The observational study demonstrates a correlation. But at this stage that would be just a hypothesis - not a fact. So how do you test your hypothesis?

For most applications, regression is the next step. Drug companies and medical researchers can conduct clinic trials, but for marketers, regression is usually the next step. In most cases, correlation and regression should typically be performed together.

Correlation analysis measures the degree of association between two sets of quantitative data. For example, how are sales of product A correlated with sales of product B? Correlation is usually followed by regression analysis.

Regression is a statistical technique for the modeling and analysis of numerical data consisting of dependent variables and of one or more independent variables. Basically, regression analysis is used to explain the variation in one variable (dependent variable) based on the variation in one or more other variables (called independent variables).

The goal of the analysis is to ascertain the causal effect of one variable upon another—the effect of a price increase upon demand, for example, or the effect of changes in the money supply upon the inflation rate. For marketers, regression is typically associated with questions of sales forecasting based on independent variables.

Regression analysis is valuable tool but one that is often misused. It takes considerably more skill to critique a model than to fit a model. But in the right hands, it is an invaluable tool that can help organizations model future sales, predict changes to sales and revenue based on actions by competitors, etc.

Data needs interpretation, to be understood and shaped to use in actionable (and profitable) ways. It is imperative that marketers (who are not in research) ask questions about the inputs used for the analysis. It is not necessary to understand the statistics used by the analyst or the consultant, but understanding the ingredients used by the analyst is very important.

Notice a Pattern?

According to MRI, here are the top 10 DMAs for adults who spent more than $150 on eyeglasses in the past 12 months:

  1. Ft. Smith/ Fayetteville/ Springdale/ Rodgers, Ark.
  2. Waco/ Temple/ Bryan, Ala.
  3. Huntsville/ Decatur (Florence), Ala.
  4. Minneapolis/ St. Paul
  5. Shreveport, La.
  6. Cedar Rapids/ Waterloo/ Iowa City & Dubuque, Iowa
  7. Knoxville, Tenn.
  8. Louisville, Ky.
  9. Tri-Cities, Tenn./ Va.
  10. Birmingham (Anniston and Tuscaloosa), Ala.

Source: MRI's Market-by-Market study

Notice any patterns in these cities?

Here’s a hint:

  1. University of Arkansas
  2. Baylor/Texas AM
  3. University of Alabama Huntsville/Alabama AM/Embry Riddle
  4. University of Minnesota
  5. Louisiana Tech/Grambling
  6. University of Iowa
  7. University of Tennessee
  8. University of Louisville
  9. East Tennessee State University/King College
  10. University of Alabama/University of Alabama Birmingham

Just a guess, but I would think per capita eyeglass purchases would be higher in towns close to a major university.
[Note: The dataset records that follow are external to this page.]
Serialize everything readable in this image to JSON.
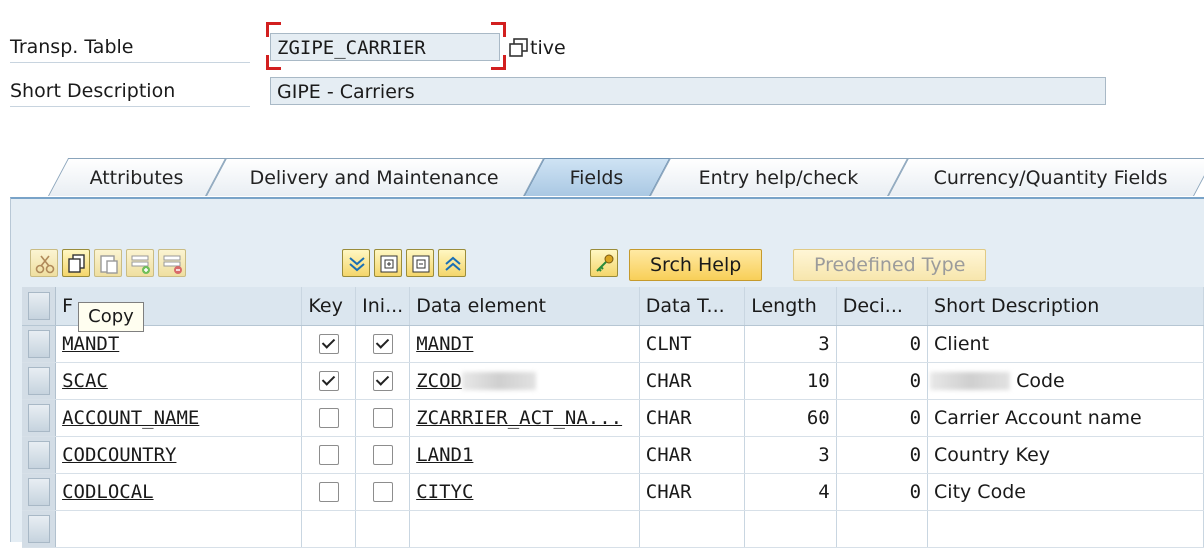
{
  "header": {
    "table_label": "Transp. Table",
    "table_value": "ZGIPE_CARRIER",
    "status_text": "tive",
    "desc_label": "Short Description",
    "desc_value": "GIPE - Carriers"
  },
  "tabs": [
    {
      "label": "Attributes"
    },
    {
      "label": "Delivery and Maintenance"
    },
    {
      "label": "Fields"
    },
    {
      "label": "Entry help/check"
    },
    {
      "label": "Currency/Quantity Fields"
    }
  ],
  "toolbar": {
    "icons": [
      "cut-icon",
      "copy-icon",
      "paste-icon",
      "insert-row-icon",
      "delete-row-icon",
      "expand-all-icon",
      "expand-node-icon",
      "collapse-node-icon",
      "collapse-all-icon",
      "key-icon"
    ],
    "srch_help": "Srch Help",
    "predefined_type": "Predefined Type",
    "tooltip": "Copy"
  },
  "table": {
    "headers": {
      "field": "F",
      "key": "Key",
      "ini": "Ini...",
      "data_element": "Data element",
      "data_type": "Data T...",
      "length": "Length",
      "deci": "Deci...",
      "short_desc": "Short Description"
    },
    "rows": [
      {
        "field": "MANDT",
        "key": true,
        "ini": true,
        "data_element": "MANDT",
        "data_type": "CLNT",
        "length": "3",
        "deci": "0",
        "short_desc": "Client"
      },
      {
        "field": "SCAC",
        "key": true,
        "ini": true,
        "data_element": "ZCOD",
        "data_type": "CHAR",
        "length": "10",
        "deci": "0",
        "short_desc": "Code"
      },
      {
        "field": "ACCOUNT_NAME",
        "key": false,
        "ini": false,
        "data_element": "ZCARRIER_ACT_NA...",
        "data_type": "CHAR",
        "length": "60",
        "deci": "0",
        "short_desc": "Carrier Account name"
      },
      {
        "field": "CODCOUNTRY",
        "key": false,
        "ini": false,
        "data_element": "LAND1",
        "data_type": "CHAR",
        "length": "3",
        "deci": "0",
        "short_desc": "Country Key"
      },
      {
        "field": "CODLOCAL",
        "key": false,
        "ini": false,
        "data_element": "CITYC",
        "data_type": "CHAR",
        "length": "4",
        "deci": "0",
        "short_desc": "City Code"
      }
    ]
  }
}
The key to good research is to look beyond the bar charts and the top ten list. Understanding why these are top DMA’s is the real value of research.

Reporting vs. Analytics

According to Alterian, less than half (47%) of marketing professionals in North America and the U.K. are currently use analytics to measure online campaign results.

In this sixth annual marketing study from the analytics platform provider, 1,545 marketers, agencies, marketing services providers and systems integrators in the U.S. and U.K. were surveyed.

More than half (51%) reported using three to six applications in campaigns, another 23% reported using seven or more, and just 26% use two or fewer.

Two points.

First, reporting is an examination of “how we did,” while analytics is the actionable insights that can tell you “what is possible” or “how we can improve.” I’m not sure they make the distinction in the survey. It would be interesting to know how many who said they were using analytics actually know the difference.

Second, a lot of applications are being used. Do you get the sense that a lot of shops are saddled with WebTrends and are using other tools to get around the problems with the product? Google Analytics, the soon to be free Yahoo Analytics, and Omniture are the class leaders and I’m guessing they make up a large portion of the two or fewer group. Just a guess, the future for WebTrends is not bright.